══ Data for this task ══

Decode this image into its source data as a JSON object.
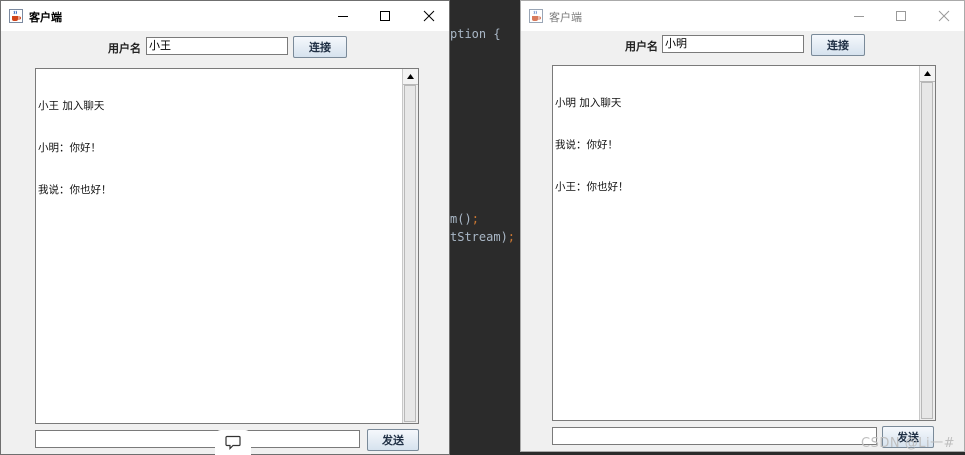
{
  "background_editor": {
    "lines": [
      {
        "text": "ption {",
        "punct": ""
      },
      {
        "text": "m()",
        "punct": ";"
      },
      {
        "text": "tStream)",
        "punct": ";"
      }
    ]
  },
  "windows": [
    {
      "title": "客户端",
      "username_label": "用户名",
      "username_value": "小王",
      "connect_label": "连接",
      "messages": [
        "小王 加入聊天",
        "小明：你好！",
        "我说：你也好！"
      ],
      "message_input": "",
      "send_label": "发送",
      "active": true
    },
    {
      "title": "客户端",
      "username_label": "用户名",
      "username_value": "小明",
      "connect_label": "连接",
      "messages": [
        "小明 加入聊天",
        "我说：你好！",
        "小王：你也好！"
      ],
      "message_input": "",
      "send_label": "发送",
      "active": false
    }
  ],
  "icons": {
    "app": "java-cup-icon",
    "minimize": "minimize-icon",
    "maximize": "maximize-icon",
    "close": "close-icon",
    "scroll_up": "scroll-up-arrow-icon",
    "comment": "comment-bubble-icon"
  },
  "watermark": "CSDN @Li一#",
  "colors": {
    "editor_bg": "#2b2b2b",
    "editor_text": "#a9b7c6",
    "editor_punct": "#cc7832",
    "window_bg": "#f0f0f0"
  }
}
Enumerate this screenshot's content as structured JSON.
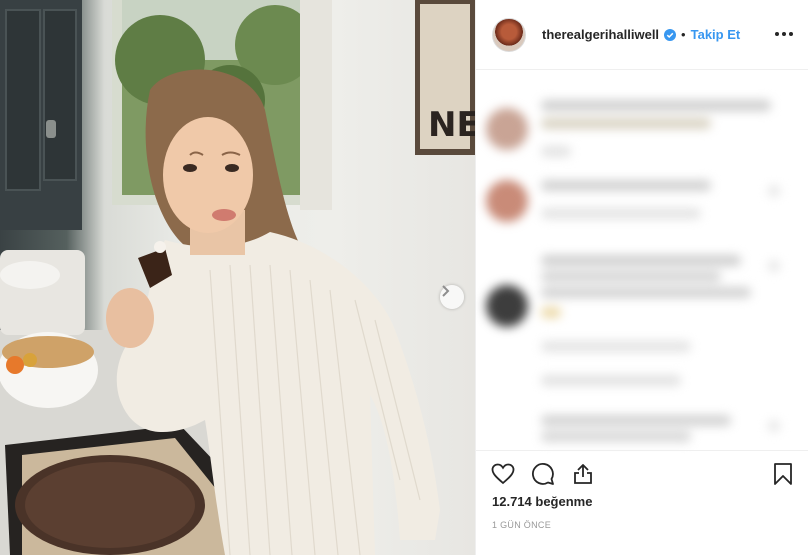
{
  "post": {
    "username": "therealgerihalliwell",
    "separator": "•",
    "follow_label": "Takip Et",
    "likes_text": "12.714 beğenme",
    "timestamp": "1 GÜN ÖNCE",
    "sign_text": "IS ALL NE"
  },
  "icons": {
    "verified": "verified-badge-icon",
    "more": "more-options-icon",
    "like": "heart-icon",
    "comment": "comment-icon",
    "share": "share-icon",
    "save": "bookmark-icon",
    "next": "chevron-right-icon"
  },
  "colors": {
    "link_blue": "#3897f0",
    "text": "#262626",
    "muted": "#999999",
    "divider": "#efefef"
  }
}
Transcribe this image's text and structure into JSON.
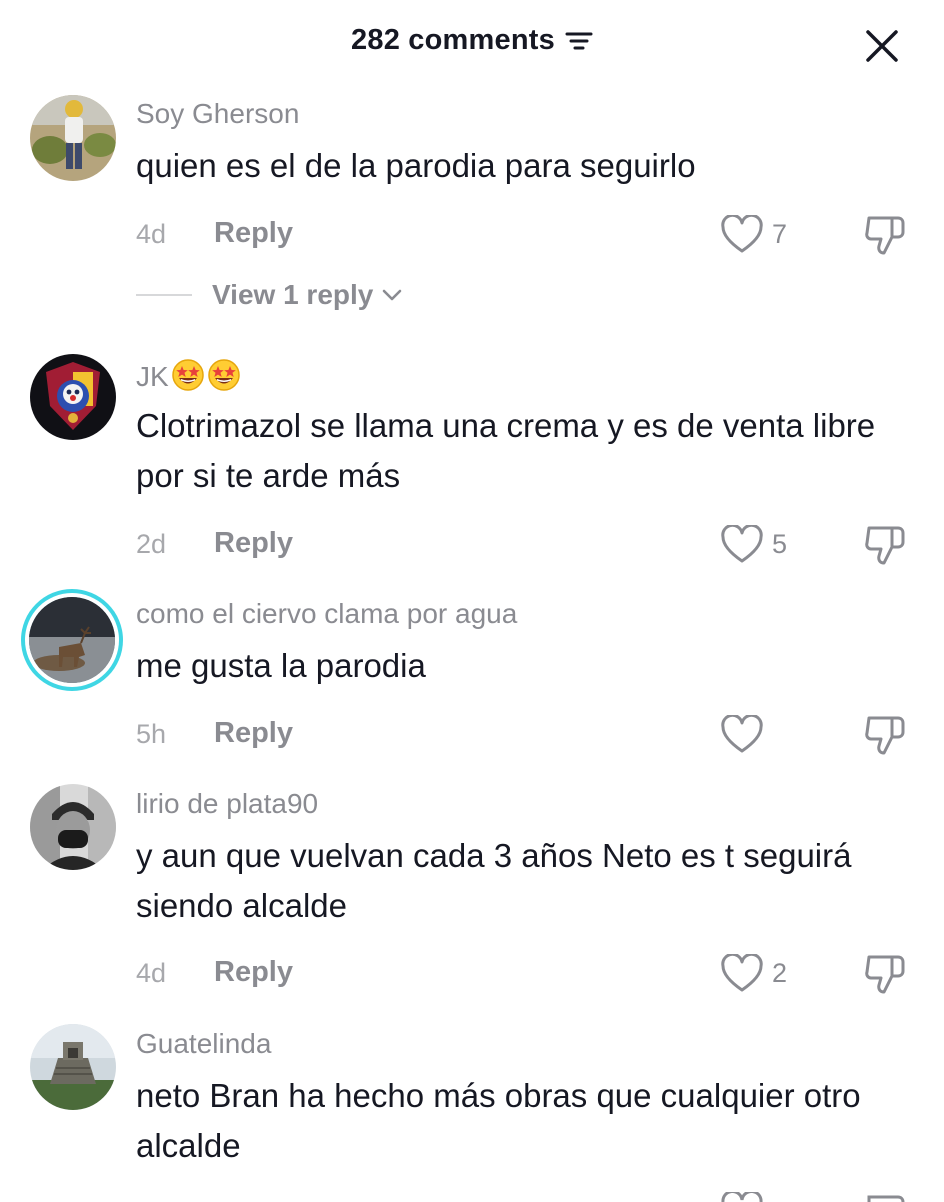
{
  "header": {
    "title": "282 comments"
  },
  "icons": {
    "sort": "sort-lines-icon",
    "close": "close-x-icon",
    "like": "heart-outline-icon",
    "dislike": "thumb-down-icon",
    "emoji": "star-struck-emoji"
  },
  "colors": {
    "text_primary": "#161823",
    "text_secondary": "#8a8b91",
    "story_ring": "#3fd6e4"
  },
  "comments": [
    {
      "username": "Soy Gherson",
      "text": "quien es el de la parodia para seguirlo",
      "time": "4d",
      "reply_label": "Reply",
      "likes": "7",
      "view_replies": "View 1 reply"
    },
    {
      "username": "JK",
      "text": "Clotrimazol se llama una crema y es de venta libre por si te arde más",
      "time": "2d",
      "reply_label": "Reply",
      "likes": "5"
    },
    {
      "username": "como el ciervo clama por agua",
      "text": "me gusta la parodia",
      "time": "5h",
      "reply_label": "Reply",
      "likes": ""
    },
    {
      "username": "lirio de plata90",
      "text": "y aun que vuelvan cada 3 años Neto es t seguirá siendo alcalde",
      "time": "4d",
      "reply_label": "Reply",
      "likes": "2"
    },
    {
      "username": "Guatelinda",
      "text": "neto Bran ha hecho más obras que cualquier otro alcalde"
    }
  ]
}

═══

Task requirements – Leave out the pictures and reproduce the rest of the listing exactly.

Finished task –
Decode this image into its source data as a JSON object.
{
  "background_editor": {
    "lines": [
      {
        "text": "ption {",
        "punct": ""
      },
      {
        "text": "m()",
        "punct": ";"
      },
      {
        "text": "tStream)",
        "punct": ";"
      }
    ]
  },
  "windows": [
    {
      "title": "客户端",
      "username_label": "用户名",
      "username_value": "小王",
      "connect_label": "连接",
      "messages": [
        "小王 加入聊天",
        "小明：你好！",
        "我说：你也好！"
      ],
      "message_input": "",
      "send_label": "发送",
      "active": true
    },
    {
      "title": "客户端",
      "username_label": "用户名",
      "username_value": "小明",
      "connect_label": "连接",
      "messages": [
        "小明 加入聊天",
        "我说：你好！",
        "小王：你也好！"
      ],
      "message_input": "",
      "send_label": "发送",
      "active": false
    }
  ],
  "icons": {
    "app": "java-cup-icon",
    "minimize": "minimize-icon",
    "maximize": "maximize-icon",
    "close": "close-icon",
    "scroll_up": "scroll-up-arrow-icon",
    "comment": "comment-bubble-icon"
  },
  "watermark": "CSDN @Li一#",
  "colors": {
    "editor_bg": "#2b2b2b",
    "editor_text": "#a9b7c6",
    "editor_punct": "#cc7832",
    "window_bg": "#f0f0f0"
  }
}
Enumerate this screenshot's content as structured JSON.
{
  "post": {
    "username": "therealgerihalliwell",
    "separator": "•",
    "follow_label": "Takip Et",
    "likes_text": "12.714 beğenme",
    "timestamp": "1 GÜN ÖNCE",
    "sign_text": "IS ALL NE"
  },
  "icons": {
    "verified": "verified-badge-icon",
    "more": "more-options-icon",
    "like": "heart-icon",
    "comment": "comment-icon",
    "share": "share-icon",
    "save": "bookmark-icon",
    "next": "chevron-right-icon"
  },
  "colors": {
    "link_blue": "#3897f0",
    "text": "#262626",
    "muted": "#999999",
    "divider": "#efefef"
  }
}
Transcribe this image's text and structure into JSON.
{
  "header": {
    "title": "282 comments"
  },
  "icons": {
    "sort": "sort-lines-icon",
    "close": "close-x-icon",
    "like": "heart-outline-icon",
    "dislike": "thumb-down-icon",
    "emoji": "star-struck-emoji"
  },
  "colors": {
    "text_primary": "#161823",
    "text_secondary": "#8a8b91",
    "story_ring": "#3fd6e4"
  },
  "comments": [
    {
      "username": "Soy Gherson",
      "text": "quien es el de la parodia para seguirlo",
      "time": "4d",
      "reply_label": "Reply",
      "likes": "7",
      "view_replies": "View 1 reply"
    },
    {
      "username": "JK",
      "text": "Clotrimazol se llama una crema y es de venta libre por si te arde más",
      "time": "2d",
      "reply_label": "Reply",
      "likes": "5"
    },
    {
      "username": "como el ciervo clama por agua",
      "text": "me gusta la parodia",
      "time": "5h",
      "reply_label": "Reply",
      "likes": ""
    },
    {
      "username": "lirio de plata90",
      "text": "y aun que vuelvan cada 3 años Neto es t seguirá siendo alcalde",
      "time": "4d",
      "reply_label": "Reply",
      "likes": "2"
    },
    {
      "username": "Guatelinda",
      "text": "neto Bran ha hecho más obras que cualquier otro alcalde"
    }
  ]
}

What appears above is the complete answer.